The charges stemmed from a January 2014 incident where a patient allegedly attacked a nurse at CAMH, dragging her, kicking her and beating her.
The Centre for Addiction and Mental Health pleaded guilty Monday to a workplace safety charge related to the 2014 beating of a nurse by a patient that reportedly left the victim “beyond recognition.”
Justice Robert Bigelow ordered the hospital to pay an $80,000 fine.
The Ontario Ministry of Labour laid four charges against the hospital in December 2014 following a Jan. 12, 2014, incident in which a patient allegedly dragged, kicked and beat a CAMH nurse who was conducting hourly rounds.
CAMH pleaded guilty to violating the Occupational Health and Safety Act by failing to develop, establish and put in place measures and procedures to protect the health and safety of workers. The three other charges were withdrawn by the ministry.
According to an agreed statement of facts read out in court by Crown attorney Line Forestier, the nurse was doing a round at 11 p.m. when a male patient pushed her to the ground from behind and began kicking her.
The victim could not activate her body-worn alarm, a device known as a “screamer,” or a wall-mounted alarm during the attack.
Two other nurses heard the commotion and went to investigate; one tried to stop the patient while the other ran back to the nursing station to call police. The nurse who stayed behind couldn’t stop the patient but got the victim to her feet. Both ran towards the station, but the patient caught up to them and continued the assault; the nurse fought him off with a chair before she and the victim entered the safety of the nursing station.
Toronto police arrived and arrested the patient for assault. The Star was unable to learn whether the patient was charged in the incident.
The attack left the victim with a fractured eye socket, lacerations to the face and head and wrist and back injuries, Forestier said. She was also diagnosed with post-traumatic stress disorder and depression and has been unable to return to work.
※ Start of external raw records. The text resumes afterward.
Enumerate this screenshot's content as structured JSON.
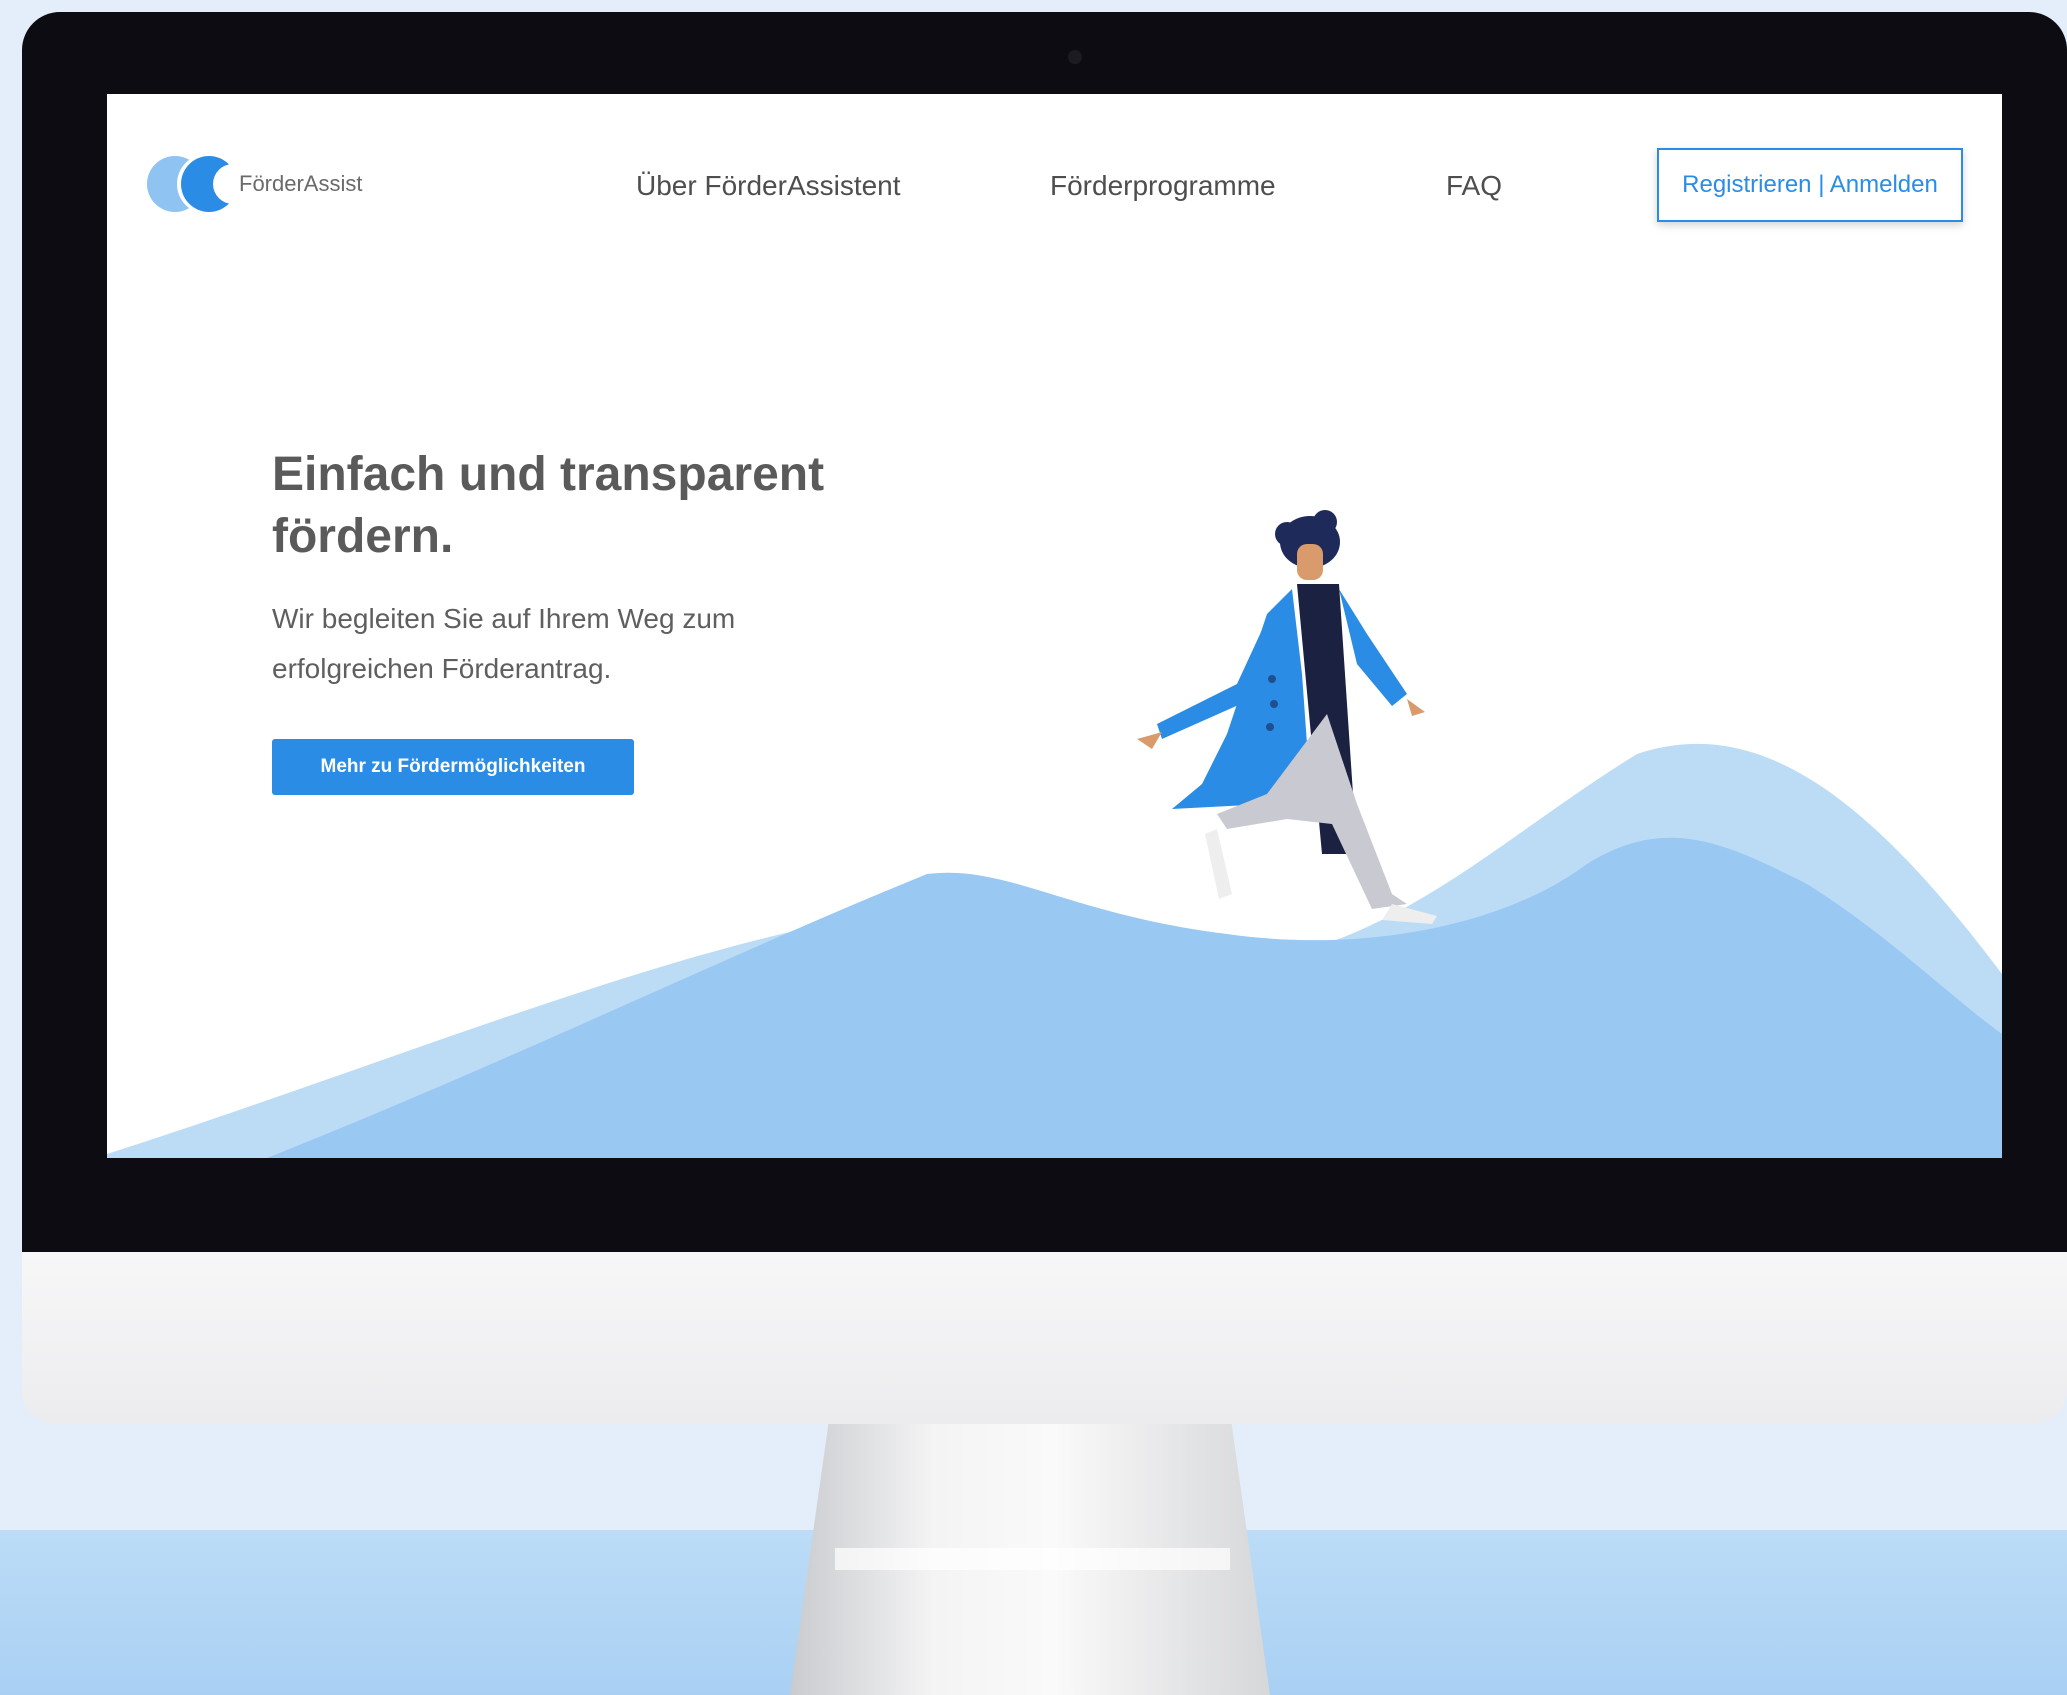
{
  "logo": {
    "text": "FörderAssist"
  },
  "nav": {
    "items": [
      {
        "label": "Über FörderAssistent"
      },
      {
        "label": "Förderprogramme"
      },
      {
        "label": "FAQ"
      }
    ],
    "auth_label": "Registrieren | Anmelden"
  },
  "hero": {
    "title": "Einfach und transparent fördern.",
    "subtitle": "Wir begleiten Sie auf Ihrem Weg zum erfolgreichen Förderantrag.",
    "cta_label": "Mehr zu Fördermöglichkeiten"
  },
  "colors": {
    "accent": "#2b8ce6",
    "hill_light": "#bcdcf6",
    "hill_mid": "#99c8f3",
    "bezel": "#0d0c12"
  }
}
The nurse who came to the victim’s aid suffered an injury that causes her chronic back pain and has also been diagnosed with PTSD, Forestier added. She, too, has been unable to return to work.
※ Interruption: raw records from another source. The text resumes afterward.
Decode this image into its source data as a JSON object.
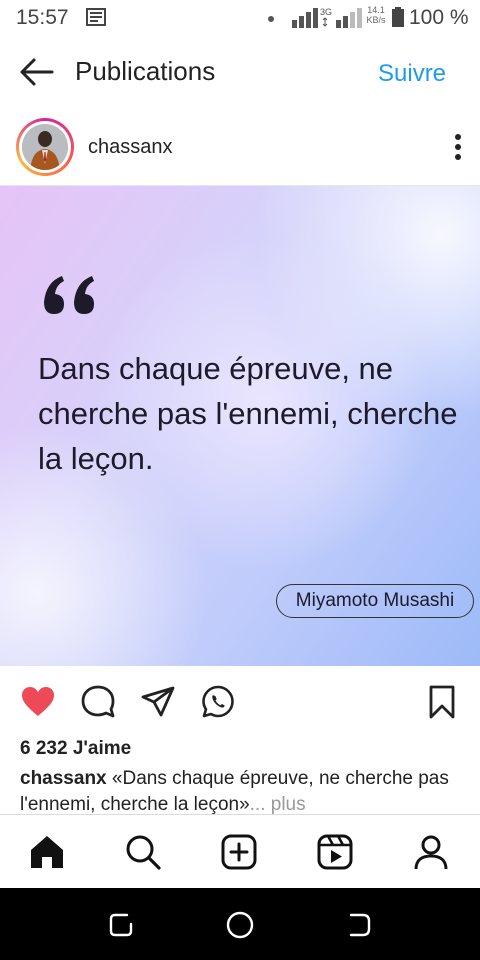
{
  "status_bar": {
    "time": "15:57",
    "network_type": "3G",
    "speed_value": "14.1",
    "speed_unit": "KB/s",
    "battery": "100 %",
    "icons": [
      "news-icon",
      "dot-icon",
      "signal-icon",
      "signal-icon",
      "battery-icon"
    ]
  },
  "header": {
    "title": "Publications",
    "follow_label": "Suivre",
    "back_icon": "arrow-left-icon"
  },
  "post": {
    "username": "chassanx",
    "more_icon": "more-vertical-icon",
    "image": {
      "quote": "Dans chaque épreuve, ne cherche pas l'ennemi, cherche la leçon.",
      "author": "Miyamoto Musashi"
    },
    "likes": "6 232 J'aime",
    "caption_user": "chassanx",
    "caption_text": "«Dans chaque épreuve, ne cherche pas l'ennemi, cherche la leçon»",
    "caption_more": "... plus",
    "liked": true
  },
  "actions": {
    "like_icon": "heart-filled-icon",
    "comment_icon": "comment-icon",
    "share_icon": "send-icon",
    "whatsapp_icon": "whatsapp-icon",
    "save_icon": "bookmark-icon",
    "like_color": "#ed4956"
  },
  "bottom_nav": [
    "home-icon",
    "search-icon",
    "add-post-icon",
    "reels-icon",
    "profile-icon"
  ],
  "android_nav": [
    "recents-icon",
    "home-circle-icon",
    "back-icon"
  ],
  "colors": {
    "accent": "#1e9bf0",
    "like": "#ed4956"
  }
}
The patient had previously attacked a nurse at another facility in 2010, Forestier said. The nurse in that case required neural surgery. In 2013, the patient reported hearing voices telling him to harm staff but showed no intention of acting on the voices, and gave “no warning” the day of the attack.
The layout of the unit, which does not allow an unobstructed view, the dim lighting during night shifts and that nurses are not required to do patrols in pairs all hindered employee safety, Forestier said.
The ministry requested a fine of $100,000 to send “a clear message” that workplace violence, whether in the public or private sector, was not acceptable.
Representing CAMH, attorney Robert Little agreed that the attack was “very unfortunate” but said a fine of $70,000 was more in line with other hospital fines. Little pointed out that before the attack, the patient had scored zero out of seven on a violence assessment scale and also said it was “entirely speculative” to say paired patrols would have prevented the attack.
Following the decision, Danielle Latulippe-Larmand, president of the Ontario Nurses’ Association bargaining unit at CAMH, said she was happy that CAMH pleaded guilty but was disappointed with the fine. She said the hospital should be focusing on preventing violence instead of reacting to it.
“We should be able to go to work and go back home the same way we looked when we walked into work,” she said.
Nancy Pridham, president of the Ontario Public Service Employees Union bargaining unit at CAMH, agreed. She criticized the use of “screamers,” which depend on having someone around to hear the alarm going off, and said better systems that immediately alert 911 need to be implemented.
“We recognize that putting the kinds of measures we need in place is expensive, but in order to ensure that there’s no staff that ends up the way the staff have ended up at CAMH, we think the money is worth it,” she said. “We think that our lives are worth it.”
Pridham and Latulippe-Larmand both said they thought the hospital should have been fined the maximum amount allowed by law — $500,000 per charge.
In a statement, CAMH’s chief of nursing, Dr. Rani Srivastava, said the hospital accepts the court’s decision and that the incident had a “devastating impact” on “all of us at CAMH.”
“We deeply regret that we failed to meet our obligations for workplace safety, and that our valued staff members were injured.”
This is not the first time CAMH has been fined for violating the Occupational Health and Safety Act. In 2009, the hospital was fined $70,000 after, in separate incidents, one nurse was punched by a patient and another was molested.